Segment Start: DATA SUPPLIED
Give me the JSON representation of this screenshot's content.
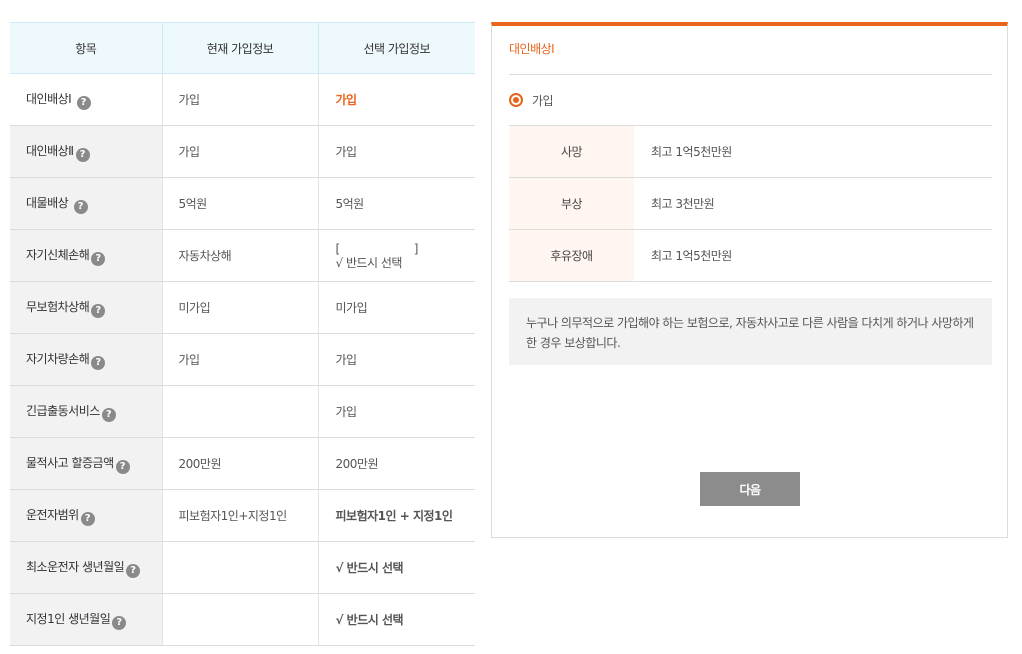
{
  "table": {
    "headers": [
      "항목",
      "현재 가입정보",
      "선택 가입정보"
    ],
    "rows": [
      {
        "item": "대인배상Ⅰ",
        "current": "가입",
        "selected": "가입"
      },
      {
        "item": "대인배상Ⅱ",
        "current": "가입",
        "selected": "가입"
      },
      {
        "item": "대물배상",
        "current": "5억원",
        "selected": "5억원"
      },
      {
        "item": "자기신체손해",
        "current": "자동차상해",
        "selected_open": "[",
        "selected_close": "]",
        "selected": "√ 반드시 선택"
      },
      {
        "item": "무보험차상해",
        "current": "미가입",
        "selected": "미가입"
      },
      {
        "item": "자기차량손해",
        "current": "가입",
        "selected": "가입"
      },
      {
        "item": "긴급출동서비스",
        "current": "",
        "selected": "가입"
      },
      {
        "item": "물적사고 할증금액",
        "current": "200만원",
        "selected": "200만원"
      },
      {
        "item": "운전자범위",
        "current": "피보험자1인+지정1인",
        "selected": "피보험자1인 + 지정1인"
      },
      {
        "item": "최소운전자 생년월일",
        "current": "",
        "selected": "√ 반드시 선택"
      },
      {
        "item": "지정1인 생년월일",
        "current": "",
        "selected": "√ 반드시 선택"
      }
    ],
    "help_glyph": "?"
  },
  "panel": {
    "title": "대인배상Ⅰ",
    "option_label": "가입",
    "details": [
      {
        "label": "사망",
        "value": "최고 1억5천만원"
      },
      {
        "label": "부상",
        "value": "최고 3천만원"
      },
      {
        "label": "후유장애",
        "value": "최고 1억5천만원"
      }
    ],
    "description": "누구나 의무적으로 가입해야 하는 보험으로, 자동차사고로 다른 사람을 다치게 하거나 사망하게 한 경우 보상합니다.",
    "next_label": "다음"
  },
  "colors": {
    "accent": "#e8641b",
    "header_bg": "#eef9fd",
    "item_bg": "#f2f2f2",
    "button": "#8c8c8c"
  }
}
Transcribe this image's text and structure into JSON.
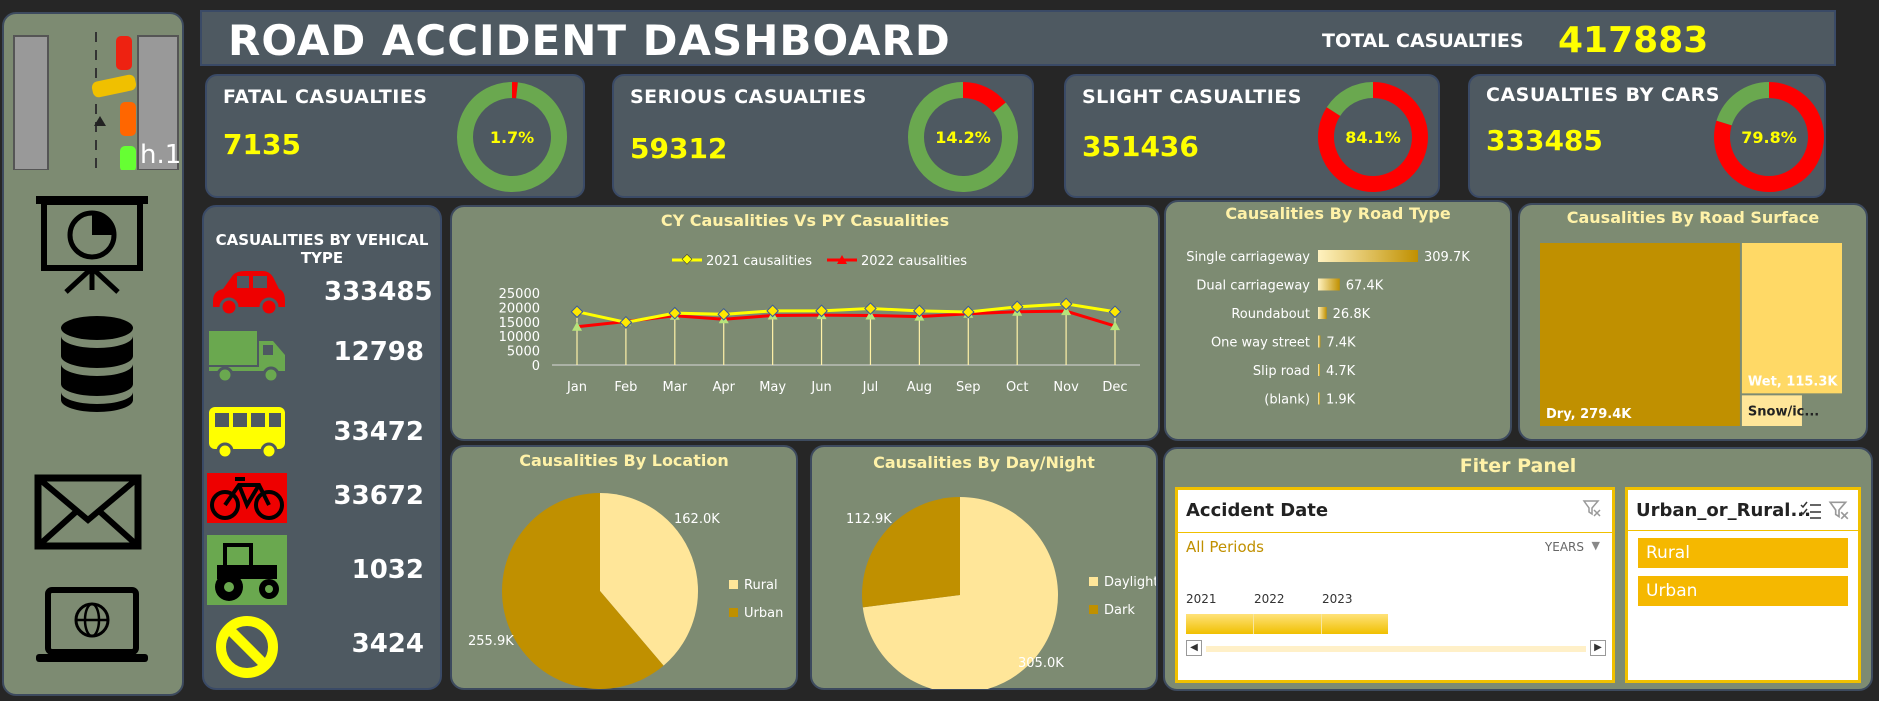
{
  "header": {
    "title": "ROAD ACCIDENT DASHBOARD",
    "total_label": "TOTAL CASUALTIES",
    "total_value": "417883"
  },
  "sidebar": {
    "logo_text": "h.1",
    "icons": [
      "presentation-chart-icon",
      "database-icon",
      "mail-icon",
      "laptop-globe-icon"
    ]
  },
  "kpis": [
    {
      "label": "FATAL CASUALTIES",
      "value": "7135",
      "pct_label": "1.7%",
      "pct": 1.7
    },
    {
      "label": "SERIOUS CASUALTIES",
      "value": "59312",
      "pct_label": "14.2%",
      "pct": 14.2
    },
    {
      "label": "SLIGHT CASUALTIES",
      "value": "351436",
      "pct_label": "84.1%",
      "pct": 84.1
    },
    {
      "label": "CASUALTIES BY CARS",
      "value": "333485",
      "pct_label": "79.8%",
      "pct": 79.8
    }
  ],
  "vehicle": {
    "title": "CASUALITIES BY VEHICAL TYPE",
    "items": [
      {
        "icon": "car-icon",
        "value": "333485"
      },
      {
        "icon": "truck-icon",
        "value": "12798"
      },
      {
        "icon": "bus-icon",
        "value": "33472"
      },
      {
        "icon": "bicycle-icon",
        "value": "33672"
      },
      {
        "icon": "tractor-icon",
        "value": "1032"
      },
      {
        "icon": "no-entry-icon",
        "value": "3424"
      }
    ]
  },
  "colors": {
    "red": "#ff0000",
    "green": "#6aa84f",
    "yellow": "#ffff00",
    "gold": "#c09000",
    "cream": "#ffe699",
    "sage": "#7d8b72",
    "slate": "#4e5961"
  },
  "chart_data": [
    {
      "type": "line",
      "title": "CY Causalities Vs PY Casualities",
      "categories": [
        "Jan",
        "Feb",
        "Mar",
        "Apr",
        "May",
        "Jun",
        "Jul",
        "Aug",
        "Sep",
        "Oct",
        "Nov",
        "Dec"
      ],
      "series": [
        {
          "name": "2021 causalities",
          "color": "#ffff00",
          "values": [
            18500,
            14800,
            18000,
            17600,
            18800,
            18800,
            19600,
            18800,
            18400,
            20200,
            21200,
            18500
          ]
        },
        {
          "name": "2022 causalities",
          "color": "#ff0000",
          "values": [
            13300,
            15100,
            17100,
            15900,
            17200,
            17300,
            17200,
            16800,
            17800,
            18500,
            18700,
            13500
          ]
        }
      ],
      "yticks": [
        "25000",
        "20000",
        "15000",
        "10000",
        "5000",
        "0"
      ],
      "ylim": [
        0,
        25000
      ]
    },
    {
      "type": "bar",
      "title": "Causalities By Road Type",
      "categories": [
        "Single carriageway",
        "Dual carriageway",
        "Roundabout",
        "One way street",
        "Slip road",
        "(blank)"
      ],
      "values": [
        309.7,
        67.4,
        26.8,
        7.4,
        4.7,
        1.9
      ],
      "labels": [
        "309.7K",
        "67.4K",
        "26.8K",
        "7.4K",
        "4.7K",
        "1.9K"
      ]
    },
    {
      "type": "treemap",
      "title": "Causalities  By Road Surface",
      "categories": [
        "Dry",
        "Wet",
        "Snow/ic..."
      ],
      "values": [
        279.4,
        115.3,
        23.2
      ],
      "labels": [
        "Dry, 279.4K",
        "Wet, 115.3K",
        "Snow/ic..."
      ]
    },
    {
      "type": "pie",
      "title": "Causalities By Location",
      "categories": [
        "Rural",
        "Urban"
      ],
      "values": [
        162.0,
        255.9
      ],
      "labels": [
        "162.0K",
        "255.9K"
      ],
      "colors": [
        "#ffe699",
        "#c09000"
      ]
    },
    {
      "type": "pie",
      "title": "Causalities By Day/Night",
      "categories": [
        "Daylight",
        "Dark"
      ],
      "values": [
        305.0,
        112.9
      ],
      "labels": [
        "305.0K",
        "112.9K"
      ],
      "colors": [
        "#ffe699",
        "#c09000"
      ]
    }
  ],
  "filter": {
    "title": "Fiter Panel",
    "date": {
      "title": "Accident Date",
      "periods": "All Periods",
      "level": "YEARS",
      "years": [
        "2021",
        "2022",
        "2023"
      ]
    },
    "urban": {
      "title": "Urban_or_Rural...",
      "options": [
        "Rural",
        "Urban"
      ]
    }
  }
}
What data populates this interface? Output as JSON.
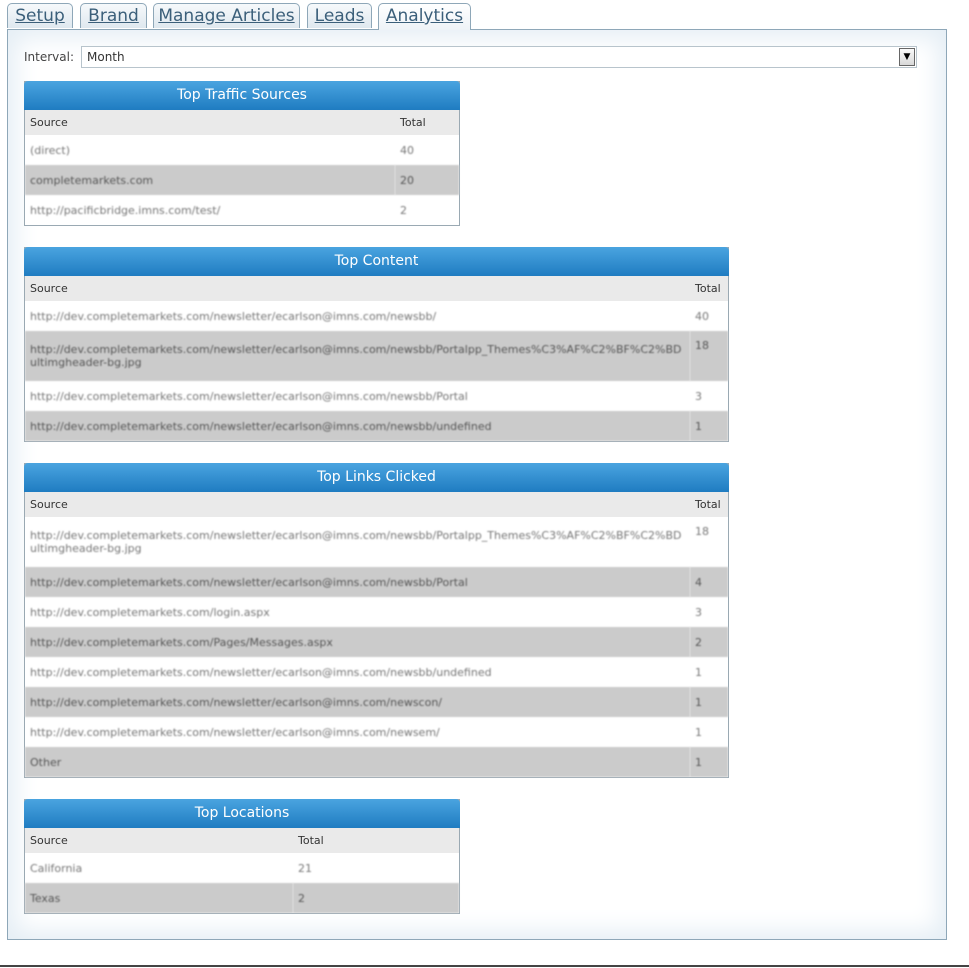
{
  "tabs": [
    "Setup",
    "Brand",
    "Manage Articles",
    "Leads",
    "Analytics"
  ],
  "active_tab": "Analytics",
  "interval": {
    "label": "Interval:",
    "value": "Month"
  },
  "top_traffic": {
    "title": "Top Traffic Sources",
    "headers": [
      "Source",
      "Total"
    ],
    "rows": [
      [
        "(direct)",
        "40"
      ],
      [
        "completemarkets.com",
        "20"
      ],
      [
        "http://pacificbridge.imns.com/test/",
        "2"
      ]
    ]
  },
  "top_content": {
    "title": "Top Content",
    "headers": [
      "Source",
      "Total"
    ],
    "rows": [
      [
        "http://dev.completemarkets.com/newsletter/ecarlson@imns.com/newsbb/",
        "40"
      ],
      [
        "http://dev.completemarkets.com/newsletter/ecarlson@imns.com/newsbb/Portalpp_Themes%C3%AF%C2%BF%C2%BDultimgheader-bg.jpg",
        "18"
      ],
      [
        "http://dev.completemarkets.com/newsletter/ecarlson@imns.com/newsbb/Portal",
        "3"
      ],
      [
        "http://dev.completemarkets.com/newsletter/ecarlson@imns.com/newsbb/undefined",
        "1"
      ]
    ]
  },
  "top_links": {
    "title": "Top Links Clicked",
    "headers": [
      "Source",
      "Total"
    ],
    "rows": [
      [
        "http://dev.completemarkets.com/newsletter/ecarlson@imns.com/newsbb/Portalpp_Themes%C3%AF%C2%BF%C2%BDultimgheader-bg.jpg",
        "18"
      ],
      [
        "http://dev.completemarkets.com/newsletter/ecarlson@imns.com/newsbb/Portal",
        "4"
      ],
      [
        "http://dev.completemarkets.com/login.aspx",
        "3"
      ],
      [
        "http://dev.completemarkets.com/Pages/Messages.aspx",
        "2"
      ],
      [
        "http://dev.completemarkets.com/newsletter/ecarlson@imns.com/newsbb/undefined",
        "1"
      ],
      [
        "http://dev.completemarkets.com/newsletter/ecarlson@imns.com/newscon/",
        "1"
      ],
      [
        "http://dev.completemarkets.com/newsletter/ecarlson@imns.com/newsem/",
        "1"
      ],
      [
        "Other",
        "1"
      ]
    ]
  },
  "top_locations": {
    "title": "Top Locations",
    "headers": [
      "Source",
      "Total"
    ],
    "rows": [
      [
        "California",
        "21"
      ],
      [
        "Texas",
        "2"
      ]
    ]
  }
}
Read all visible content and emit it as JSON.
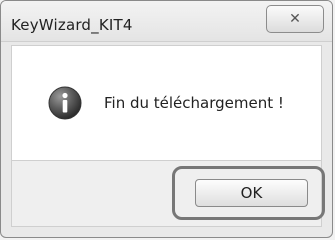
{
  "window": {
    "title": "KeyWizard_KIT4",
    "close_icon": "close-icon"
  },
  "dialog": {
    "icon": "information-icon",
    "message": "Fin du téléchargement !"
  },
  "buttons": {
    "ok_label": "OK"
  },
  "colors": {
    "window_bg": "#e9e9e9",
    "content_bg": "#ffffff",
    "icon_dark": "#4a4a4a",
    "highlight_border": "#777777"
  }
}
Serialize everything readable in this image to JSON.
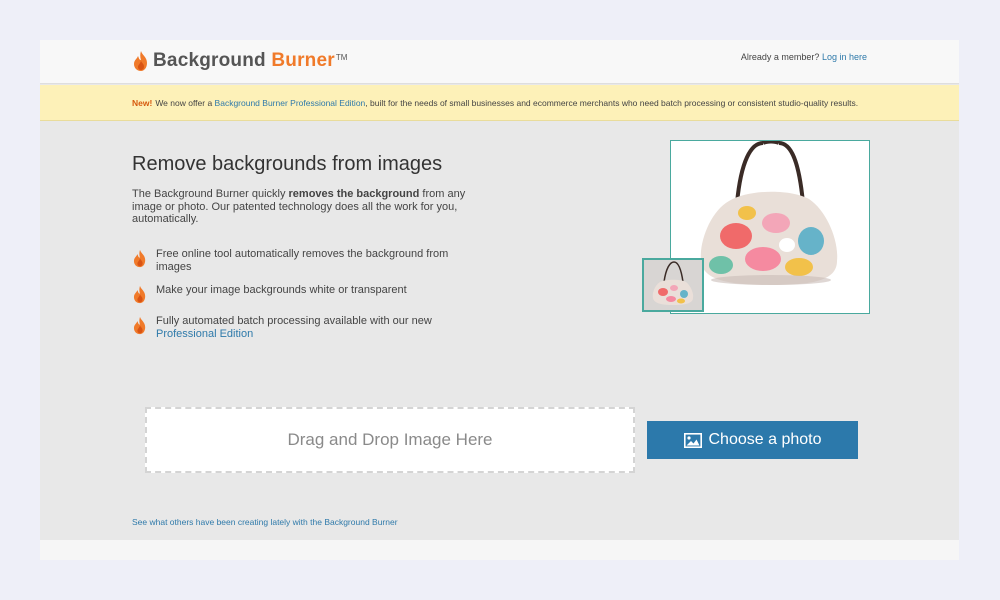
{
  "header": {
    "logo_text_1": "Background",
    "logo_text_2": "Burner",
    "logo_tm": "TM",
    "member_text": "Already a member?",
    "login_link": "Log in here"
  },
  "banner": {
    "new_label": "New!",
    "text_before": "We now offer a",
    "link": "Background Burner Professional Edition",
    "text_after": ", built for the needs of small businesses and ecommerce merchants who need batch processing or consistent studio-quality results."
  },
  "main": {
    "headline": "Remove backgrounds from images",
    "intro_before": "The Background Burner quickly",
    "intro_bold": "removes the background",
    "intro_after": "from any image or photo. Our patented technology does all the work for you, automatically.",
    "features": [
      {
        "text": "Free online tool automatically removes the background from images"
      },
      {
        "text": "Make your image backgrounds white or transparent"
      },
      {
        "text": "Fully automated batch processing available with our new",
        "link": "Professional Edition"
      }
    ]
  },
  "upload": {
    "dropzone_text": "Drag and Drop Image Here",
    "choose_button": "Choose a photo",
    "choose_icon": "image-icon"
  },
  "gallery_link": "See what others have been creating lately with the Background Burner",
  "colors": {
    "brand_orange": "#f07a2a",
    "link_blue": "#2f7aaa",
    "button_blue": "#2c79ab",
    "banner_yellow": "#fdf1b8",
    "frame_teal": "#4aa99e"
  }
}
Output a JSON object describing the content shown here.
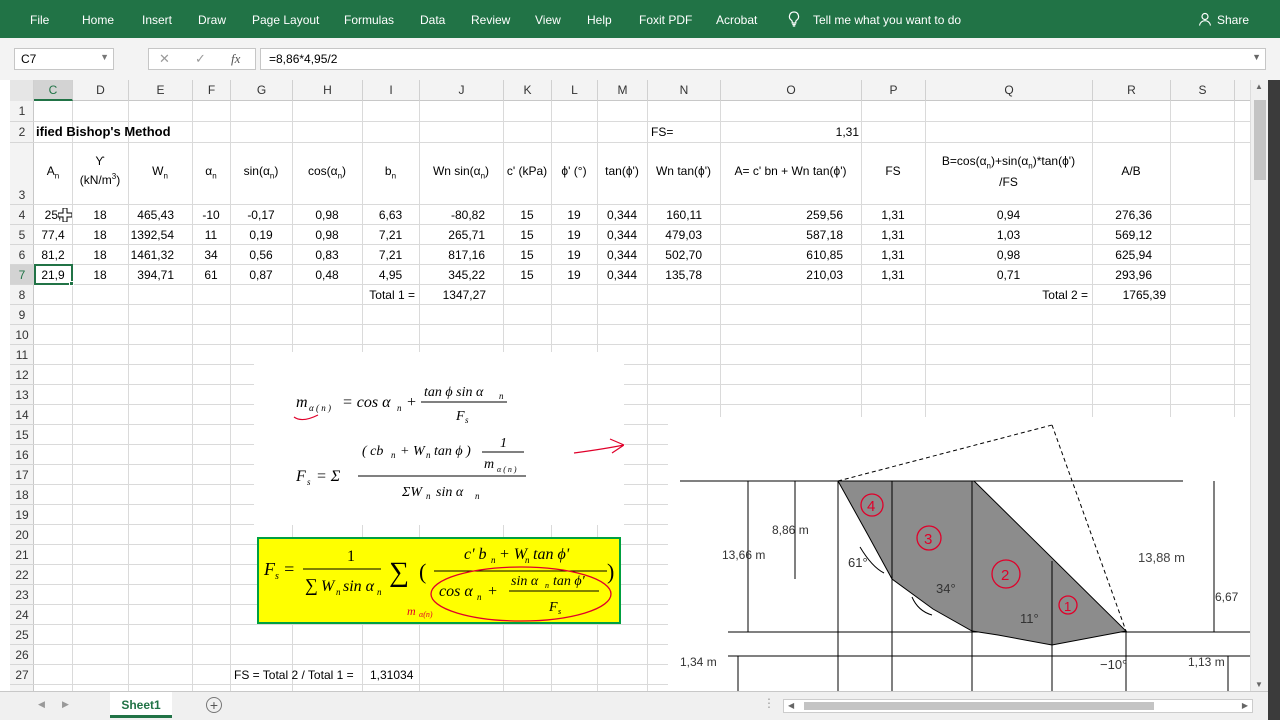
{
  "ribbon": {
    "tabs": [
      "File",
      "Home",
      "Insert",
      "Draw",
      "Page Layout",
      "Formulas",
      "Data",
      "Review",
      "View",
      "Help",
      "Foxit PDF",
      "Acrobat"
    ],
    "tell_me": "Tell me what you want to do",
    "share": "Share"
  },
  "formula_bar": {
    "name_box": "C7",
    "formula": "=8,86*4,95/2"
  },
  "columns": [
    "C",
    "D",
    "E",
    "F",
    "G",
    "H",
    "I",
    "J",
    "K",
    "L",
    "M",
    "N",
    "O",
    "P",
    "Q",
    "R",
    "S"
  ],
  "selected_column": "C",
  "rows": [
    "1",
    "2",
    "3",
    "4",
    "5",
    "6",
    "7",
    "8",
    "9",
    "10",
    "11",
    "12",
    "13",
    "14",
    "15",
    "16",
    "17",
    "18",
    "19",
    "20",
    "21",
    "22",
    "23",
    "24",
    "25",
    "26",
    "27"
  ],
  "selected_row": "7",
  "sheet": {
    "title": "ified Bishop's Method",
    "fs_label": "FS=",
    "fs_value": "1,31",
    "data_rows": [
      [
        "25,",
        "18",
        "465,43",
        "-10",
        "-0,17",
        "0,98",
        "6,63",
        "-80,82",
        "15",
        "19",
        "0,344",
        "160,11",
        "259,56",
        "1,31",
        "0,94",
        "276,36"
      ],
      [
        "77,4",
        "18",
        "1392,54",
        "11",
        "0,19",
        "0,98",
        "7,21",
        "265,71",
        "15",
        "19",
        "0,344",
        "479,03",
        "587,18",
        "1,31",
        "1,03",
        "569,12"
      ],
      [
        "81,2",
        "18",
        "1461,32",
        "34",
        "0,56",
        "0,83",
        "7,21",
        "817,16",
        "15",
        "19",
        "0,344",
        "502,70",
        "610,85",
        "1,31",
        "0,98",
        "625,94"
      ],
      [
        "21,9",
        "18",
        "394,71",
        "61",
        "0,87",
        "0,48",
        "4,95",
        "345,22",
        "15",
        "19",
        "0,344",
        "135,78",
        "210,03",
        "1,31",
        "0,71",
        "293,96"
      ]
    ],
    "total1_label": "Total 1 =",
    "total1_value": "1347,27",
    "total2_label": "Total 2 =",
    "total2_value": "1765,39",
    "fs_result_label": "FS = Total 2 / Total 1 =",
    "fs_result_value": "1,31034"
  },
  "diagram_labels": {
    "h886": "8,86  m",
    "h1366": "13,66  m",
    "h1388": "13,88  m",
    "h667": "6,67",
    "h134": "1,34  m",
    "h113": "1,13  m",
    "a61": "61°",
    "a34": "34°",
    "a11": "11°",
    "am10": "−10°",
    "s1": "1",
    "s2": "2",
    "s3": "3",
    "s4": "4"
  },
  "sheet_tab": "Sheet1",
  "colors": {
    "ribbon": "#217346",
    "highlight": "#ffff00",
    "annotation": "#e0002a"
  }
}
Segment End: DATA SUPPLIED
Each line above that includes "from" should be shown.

* RESULT OF THIS EXERCISE *
    "headline": "Remove backgrounds from images",
    "intro_after": "from any image or photo. Our patented technology does all the work for you, automatically.",
        "text": "Free online tool automatically removes the background from images"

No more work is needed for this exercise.